_WHAT YOU SHOULD DO:_
Every entry needs to be reproduced exactly.

_RECORDS SHOWN:_
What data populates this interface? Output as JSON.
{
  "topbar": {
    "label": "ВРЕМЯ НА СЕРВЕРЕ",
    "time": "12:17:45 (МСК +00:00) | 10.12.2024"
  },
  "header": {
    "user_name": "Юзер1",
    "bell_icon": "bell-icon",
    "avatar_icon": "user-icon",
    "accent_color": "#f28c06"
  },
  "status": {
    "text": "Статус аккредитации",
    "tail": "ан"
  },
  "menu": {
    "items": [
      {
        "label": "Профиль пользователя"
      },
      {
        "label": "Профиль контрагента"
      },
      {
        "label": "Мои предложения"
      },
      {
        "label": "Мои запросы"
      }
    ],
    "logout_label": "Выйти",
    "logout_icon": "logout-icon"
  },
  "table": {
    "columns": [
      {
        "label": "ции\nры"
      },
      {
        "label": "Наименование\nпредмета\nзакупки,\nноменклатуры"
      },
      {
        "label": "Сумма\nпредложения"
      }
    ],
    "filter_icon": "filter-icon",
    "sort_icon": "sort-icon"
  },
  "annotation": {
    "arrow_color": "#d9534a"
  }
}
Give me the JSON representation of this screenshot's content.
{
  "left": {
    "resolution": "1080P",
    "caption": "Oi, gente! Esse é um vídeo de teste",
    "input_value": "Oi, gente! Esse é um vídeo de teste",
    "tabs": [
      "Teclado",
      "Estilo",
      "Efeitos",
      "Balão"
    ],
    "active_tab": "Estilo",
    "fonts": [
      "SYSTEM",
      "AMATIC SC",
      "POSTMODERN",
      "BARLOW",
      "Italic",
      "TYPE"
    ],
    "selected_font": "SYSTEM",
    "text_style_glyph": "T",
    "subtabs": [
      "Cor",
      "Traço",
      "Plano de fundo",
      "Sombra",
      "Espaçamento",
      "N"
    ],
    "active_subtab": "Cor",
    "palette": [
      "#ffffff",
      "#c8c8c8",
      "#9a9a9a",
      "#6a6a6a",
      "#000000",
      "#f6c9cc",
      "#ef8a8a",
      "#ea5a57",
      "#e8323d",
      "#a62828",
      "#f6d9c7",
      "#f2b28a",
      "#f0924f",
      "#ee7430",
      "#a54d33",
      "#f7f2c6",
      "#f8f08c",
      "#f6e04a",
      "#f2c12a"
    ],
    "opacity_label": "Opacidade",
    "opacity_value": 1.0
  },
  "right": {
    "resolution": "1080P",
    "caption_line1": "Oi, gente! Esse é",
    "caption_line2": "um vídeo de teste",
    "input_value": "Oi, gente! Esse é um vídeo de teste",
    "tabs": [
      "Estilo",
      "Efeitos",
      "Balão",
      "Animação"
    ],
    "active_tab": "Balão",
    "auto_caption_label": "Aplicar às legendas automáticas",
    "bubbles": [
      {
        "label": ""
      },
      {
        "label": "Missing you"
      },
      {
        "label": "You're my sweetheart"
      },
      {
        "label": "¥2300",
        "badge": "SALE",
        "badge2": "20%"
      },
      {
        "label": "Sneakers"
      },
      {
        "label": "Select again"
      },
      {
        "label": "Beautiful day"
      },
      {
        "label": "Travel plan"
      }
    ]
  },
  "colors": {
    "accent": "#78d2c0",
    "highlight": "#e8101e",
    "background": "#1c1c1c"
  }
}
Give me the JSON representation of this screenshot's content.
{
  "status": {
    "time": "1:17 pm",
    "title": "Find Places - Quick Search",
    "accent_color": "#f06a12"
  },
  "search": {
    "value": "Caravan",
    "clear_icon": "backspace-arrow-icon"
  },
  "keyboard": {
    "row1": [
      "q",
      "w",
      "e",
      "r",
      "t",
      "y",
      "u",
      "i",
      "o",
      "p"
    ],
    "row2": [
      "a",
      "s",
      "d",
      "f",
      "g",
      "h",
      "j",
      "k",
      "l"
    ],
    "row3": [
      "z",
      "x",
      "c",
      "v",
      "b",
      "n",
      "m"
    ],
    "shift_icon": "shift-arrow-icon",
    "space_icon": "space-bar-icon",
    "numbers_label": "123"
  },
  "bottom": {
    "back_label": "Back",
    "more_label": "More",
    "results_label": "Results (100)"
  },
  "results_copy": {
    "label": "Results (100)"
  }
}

_THE COMPLETED TASK:_
What data populates this interface? Output as JSON.
{
  "topbar": {
    "label": "ВРЕМЯ НА СЕРВЕРЕ",
    "time": "12:17:45 (МСК +00:00) | 10.12.2024"
  },
  "header": {
    "user_name": "Юзер1",
    "bell_icon": "bell-icon",
    "avatar_icon": "user-icon",
    "accent_color": "#f28c06"
  },
  "status": {
    "text": "Статус аккредитации",
    "tail": "ан"
  },
  "menu": {
    "items": [
      {
        "label": "Профиль пользователя"
      },
      {
        "label": "Профиль контрагента"
      },
      {
        "label": "Мои предложения"
      },
      {
        "label": "Мои запросы"
      }
    ],
    "logout_label": "Выйти",
    "logout_icon": "logout-icon"
  },
  "table": {
    "columns": [
      {
        "label": "ции\nры"
      },
      {
        "label": "Наименование\nпредмета\nзакупки,\nноменклатуры"
      },
      {
        "label": "Сумма\nпредложения"
      }
    ],
    "filter_icon": "filter-icon",
    "sort_icon": "sort-icon"
  },
  "annotation": {
    "arrow_color": "#d9534a"
  }
}
Give me the JSON representation of this screenshot's content.
{
  "left": {
    "resolution": "1080P",
    "caption": "Oi, gente! Esse é um vídeo de teste",
    "input_value": "Oi, gente! Esse é um vídeo de teste",
    "tabs": [
      "Teclado",
      "Estilo",
      "Efeitos",
      "Balão"
    ],
    "active_tab": "Estilo",
    "fonts": [
      "SYSTEM",
      "AMATIC SC",
      "POSTMODERN",
      "BARLOW",
      "Italic",
      "TYPE"
    ],
    "selected_font": "SYSTEM",
    "text_style_glyph": "T",
    "subtabs": [
      "Cor",
      "Traço",
      "Plano de fundo",
      "Sombra",
      "Espaçamento",
      "N"
    ],
    "active_subtab": "Cor",
    "palette": [
      "#ffffff",
      "#c8c8c8",
      "#9a9a9a",
      "#6a6a6a",
      "#000000",
      "#f6c9cc",
      "#ef8a8a",
      "#ea5a57",
      "#e8323d",
      "#a62828",
      "#f6d9c7",
      "#f2b28a",
      "#f0924f",
      "#ee7430",
      "#a54d33",
      "#f7f2c6",
      "#f8f08c",
      "#f6e04a",
      "#f2c12a"
    ],
    "opacity_label": "Opacidade",
    "opacity_value": 1.0
  },
  "right": {
    "resolution": "1080P",
    "caption_line1": "Oi, gente! Esse é",
    "caption_line2": "um vídeo de teste",
    "input_value": "Oi, gente! Esse é um vídeo de teste",
    "tabs": [
      "Estilo",
      "Efeitos",
      "Balão",
      "Animação"
    ],
    "active_tab": "Balão",
    "auto_caption_label": "Aplicar às legendas automáticas",
    "bubbles": [
      {
        "label": ""
      },
      {
        "label": "Missing you"
      },
      {
        "label": "You're my sweetheart"
      },
      {
        "label": "¥2300",
        "badge": "SALE",
        "badge2": "20%"
      },
      {
        "label": "Sneakers"
      },
      {
        "label": "Select again"
      },
      {
        "label": "Beautiful day"
      },
      {
        "label": "Travel plan"
      }
    ]
  },
  "colors": {
    "accent": "#78d2c0",
    "highlight": "#e8101e",
    "background": "#1c1c1c"
  }
}
Give me the JSON representation of this screenshot's content.
{
  "status": {
    "time": "1:17 pm",
    "title": "Find Places - Quick Search",
    "accent_color": "#f06a12"
  },
  "search": {
    "value": "Caravan",
    "clear_icon": "backspace-arrow-icon"
  },
  "keyboard": {
    "row1": [
      "q",
      "w",
      "e",
      "r",
      "t",
      "y",
      "u",
      "i",
      "o",
      "p"
    ],
    "row2": [
      "a",
      "s",
      "d",
      "f",
      "g",
      "h",
      "j",
      "k",
      "l"
    ],
    "row3": [
      "z",
      "x",
      "c",
      "v",
      "b",
      "n",
      "m"
    ],
    "shift_icon": "shift-arrow-icon",
    "space_icon": "space-bar-icon",
    "numbers_label": "123"
  },
  "bottom": {
    "back_label": "Back",
    "more_label": "More",
    "results_label": "Results (100)"
  },
  "results_copy": {
    "label": "Results (100)"
  }
}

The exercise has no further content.